**Aim of the exercise**
Every entry must be repeated exactly in the answer.

**Listed entries**
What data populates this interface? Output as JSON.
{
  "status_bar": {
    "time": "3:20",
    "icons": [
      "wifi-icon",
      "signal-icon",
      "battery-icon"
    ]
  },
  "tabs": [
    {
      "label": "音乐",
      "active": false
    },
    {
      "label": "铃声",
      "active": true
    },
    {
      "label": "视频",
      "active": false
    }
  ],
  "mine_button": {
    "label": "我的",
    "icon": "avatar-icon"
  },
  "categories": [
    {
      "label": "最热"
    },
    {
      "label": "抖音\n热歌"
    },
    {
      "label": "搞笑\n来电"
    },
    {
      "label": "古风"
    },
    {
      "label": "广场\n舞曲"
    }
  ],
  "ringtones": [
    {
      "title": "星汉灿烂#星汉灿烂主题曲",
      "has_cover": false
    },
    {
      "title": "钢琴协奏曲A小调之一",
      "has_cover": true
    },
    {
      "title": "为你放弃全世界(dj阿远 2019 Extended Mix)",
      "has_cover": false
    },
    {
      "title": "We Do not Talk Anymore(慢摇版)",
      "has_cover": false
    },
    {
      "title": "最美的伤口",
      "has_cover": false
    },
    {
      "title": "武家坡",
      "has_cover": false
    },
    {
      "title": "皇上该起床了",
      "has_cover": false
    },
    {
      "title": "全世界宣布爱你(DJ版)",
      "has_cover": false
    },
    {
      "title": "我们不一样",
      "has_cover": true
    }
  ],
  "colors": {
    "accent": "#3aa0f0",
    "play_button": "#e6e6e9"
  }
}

**Exercise output**
What data populates this interface? Output as JSON.
{
  "status_bar": {
    "time": "3:20",
    "icons": [
      "wifi-icon",
      "signal-icon",
      "battery-icon"
    ]
  },
  "tabs": [
    {
      "label": "音乐",
      "active": false
    },
    {
      "label": "铃声",
      "active": true
    },
    {
      "label": "视频",
      "active": false
    }
  ],
  "mine_button": {
    "label": "我的",
    "icon": "avatar-icon"
  },
  "categories": [
    {
      "label": "最热"
    },
    {
      "label": "抖音\n热歌"
    },
    {
      "label": "搞笑\n来电"
    },
    {
      "label": "古风"
    },
    {
      "label": "广场\n舞曲"
    }
  ],
  "ringtones": [
    {
      "title": "星汉灿烂#星汉灿烂主题曲",
      "has_cover": false
    },
    {
      "title": "钢琴协奏曲A小调之一",
      "has_cover": true
    },
    {
      "title": "为你放弃全世界(dj阿远 2019 Extended Mix)",
      "has_cover": false
    },
    {
      "title": "We Do not Talk Anymore(慢摇版)",
      "has_cover": false
    },
    {
      "title": "最美的伤口",
      "has_cover": false
    },
    {
      "title": "武家坡",
      "has_cover": false
    },
    {
      "title": "皇上该起床了",
      "has_cover": false
    },
    {
      "title": "全世界宣布爱你(DJ版)",
      "has_cover": false
    },
    {
      "title": "我们不一样",
      "has_cover": true
    }
  ],
  "colors": {
    "accent": "#3aa0f0",
    "play_button": "#e6e6e9"
  }
}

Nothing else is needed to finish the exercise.